- [Work to be completed] Search the entries for lines with the string "JSON" and say how many there are, giving only the number.

- [The data]
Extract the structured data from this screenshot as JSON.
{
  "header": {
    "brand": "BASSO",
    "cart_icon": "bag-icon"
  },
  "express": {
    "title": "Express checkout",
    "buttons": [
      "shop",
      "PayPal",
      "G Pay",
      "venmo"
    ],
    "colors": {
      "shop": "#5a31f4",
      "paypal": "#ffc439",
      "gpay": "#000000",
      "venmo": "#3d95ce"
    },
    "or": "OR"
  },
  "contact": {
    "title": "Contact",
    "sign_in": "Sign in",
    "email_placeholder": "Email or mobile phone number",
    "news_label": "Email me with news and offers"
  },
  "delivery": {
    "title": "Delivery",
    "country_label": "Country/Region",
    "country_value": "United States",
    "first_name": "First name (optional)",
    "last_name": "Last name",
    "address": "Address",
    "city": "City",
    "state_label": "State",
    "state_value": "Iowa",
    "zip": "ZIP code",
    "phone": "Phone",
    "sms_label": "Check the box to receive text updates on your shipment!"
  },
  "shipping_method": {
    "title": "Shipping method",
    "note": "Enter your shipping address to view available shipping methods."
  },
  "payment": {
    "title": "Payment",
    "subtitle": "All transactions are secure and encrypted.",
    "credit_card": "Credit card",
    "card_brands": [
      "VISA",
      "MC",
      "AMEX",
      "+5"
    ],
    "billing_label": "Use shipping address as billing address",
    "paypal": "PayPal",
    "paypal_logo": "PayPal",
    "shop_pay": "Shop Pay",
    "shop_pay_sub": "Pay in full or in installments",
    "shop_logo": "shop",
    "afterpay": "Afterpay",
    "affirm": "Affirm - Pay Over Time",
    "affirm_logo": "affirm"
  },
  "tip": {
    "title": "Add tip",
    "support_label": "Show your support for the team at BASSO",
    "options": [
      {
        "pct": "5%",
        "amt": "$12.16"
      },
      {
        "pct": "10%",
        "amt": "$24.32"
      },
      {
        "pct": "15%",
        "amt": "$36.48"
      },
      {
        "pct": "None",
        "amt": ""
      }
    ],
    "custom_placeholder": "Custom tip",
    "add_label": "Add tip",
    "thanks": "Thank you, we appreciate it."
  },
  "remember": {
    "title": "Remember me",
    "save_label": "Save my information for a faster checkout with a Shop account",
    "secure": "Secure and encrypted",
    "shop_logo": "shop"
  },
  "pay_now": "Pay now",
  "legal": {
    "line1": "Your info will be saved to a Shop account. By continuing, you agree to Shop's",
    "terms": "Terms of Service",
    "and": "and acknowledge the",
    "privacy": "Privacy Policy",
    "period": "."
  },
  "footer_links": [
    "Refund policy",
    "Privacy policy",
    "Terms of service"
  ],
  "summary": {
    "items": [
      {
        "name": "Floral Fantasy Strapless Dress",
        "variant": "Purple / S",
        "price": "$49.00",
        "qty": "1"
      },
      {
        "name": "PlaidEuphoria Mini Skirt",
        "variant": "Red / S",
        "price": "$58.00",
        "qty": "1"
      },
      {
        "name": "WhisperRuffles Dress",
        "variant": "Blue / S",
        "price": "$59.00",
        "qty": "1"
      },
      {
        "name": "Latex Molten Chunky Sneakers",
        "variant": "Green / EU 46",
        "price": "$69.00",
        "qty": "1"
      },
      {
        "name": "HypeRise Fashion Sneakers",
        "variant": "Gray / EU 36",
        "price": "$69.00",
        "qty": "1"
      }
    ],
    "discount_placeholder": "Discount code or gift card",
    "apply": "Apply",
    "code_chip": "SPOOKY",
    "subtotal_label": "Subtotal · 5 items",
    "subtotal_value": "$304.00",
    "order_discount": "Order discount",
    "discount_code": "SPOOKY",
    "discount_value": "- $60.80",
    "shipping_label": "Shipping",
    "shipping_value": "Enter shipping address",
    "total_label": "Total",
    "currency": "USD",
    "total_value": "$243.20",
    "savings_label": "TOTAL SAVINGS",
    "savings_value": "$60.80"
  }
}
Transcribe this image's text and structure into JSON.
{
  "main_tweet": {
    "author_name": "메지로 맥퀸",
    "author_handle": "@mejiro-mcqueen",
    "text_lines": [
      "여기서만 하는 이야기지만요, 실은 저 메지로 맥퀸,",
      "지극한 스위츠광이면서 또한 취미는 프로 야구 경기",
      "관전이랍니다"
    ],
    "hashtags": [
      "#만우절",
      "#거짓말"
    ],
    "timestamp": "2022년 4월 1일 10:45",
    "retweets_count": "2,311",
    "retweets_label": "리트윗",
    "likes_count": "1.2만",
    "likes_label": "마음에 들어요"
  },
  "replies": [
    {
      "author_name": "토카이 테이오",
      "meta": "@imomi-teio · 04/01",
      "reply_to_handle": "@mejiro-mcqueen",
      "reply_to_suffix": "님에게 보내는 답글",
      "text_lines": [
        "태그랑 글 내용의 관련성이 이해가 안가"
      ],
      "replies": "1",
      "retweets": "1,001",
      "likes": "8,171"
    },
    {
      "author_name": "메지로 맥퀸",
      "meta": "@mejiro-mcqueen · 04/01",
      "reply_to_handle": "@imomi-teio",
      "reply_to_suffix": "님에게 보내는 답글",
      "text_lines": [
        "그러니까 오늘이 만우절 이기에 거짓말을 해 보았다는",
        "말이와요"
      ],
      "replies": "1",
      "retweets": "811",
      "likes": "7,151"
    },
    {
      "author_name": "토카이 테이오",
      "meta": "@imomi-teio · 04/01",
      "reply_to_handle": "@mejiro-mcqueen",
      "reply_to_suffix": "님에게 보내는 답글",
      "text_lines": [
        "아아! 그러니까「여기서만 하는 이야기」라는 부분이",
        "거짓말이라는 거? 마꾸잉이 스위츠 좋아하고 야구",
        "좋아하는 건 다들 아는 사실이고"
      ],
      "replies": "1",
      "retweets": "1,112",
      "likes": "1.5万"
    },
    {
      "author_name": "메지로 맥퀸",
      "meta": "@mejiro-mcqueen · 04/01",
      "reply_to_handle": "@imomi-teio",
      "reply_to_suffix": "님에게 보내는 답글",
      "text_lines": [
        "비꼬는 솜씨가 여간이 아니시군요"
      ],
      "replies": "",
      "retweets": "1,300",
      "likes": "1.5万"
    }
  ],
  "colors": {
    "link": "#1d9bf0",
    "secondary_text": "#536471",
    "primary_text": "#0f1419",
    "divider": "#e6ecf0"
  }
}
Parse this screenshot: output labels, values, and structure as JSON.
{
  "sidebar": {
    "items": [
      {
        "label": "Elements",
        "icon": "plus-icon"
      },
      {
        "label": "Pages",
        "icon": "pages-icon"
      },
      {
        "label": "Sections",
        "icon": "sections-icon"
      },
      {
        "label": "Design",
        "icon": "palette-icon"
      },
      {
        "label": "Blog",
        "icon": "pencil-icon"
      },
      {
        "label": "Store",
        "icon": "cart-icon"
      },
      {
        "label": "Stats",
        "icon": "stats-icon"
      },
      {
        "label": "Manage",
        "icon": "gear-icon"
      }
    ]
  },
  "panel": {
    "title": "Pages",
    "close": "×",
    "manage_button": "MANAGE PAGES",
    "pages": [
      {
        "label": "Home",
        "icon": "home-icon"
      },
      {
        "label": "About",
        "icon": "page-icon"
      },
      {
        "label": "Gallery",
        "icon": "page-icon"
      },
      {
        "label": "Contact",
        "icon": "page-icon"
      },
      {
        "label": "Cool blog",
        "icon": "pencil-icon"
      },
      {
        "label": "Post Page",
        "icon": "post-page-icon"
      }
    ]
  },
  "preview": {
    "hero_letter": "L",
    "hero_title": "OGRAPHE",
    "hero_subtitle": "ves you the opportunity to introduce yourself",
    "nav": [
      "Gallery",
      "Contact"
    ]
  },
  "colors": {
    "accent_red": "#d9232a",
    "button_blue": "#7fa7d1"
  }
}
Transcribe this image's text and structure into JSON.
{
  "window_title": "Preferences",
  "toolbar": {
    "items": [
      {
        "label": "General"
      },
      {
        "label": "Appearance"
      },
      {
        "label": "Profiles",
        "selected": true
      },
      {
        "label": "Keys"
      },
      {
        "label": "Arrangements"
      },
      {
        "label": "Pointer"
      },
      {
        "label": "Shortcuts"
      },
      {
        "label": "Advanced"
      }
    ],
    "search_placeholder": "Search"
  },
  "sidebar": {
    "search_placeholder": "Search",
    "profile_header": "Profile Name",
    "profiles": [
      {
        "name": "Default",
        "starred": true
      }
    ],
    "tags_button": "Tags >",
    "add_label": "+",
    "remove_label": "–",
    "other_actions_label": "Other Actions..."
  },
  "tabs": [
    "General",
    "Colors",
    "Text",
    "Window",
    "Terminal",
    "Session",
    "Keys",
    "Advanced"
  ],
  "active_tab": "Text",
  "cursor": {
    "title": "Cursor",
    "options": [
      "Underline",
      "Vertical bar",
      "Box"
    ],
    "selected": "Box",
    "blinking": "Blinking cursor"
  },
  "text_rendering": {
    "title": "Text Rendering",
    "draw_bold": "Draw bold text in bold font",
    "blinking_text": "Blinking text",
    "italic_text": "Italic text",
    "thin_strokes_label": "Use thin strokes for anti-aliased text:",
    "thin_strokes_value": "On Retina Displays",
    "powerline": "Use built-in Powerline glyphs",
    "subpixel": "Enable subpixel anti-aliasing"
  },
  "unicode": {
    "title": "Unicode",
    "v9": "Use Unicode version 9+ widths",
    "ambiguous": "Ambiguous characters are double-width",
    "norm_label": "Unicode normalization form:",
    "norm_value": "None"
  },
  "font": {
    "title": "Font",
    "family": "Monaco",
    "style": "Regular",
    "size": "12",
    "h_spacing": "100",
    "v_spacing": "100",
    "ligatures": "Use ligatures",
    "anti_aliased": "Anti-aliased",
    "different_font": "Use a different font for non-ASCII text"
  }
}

- [Task result] 4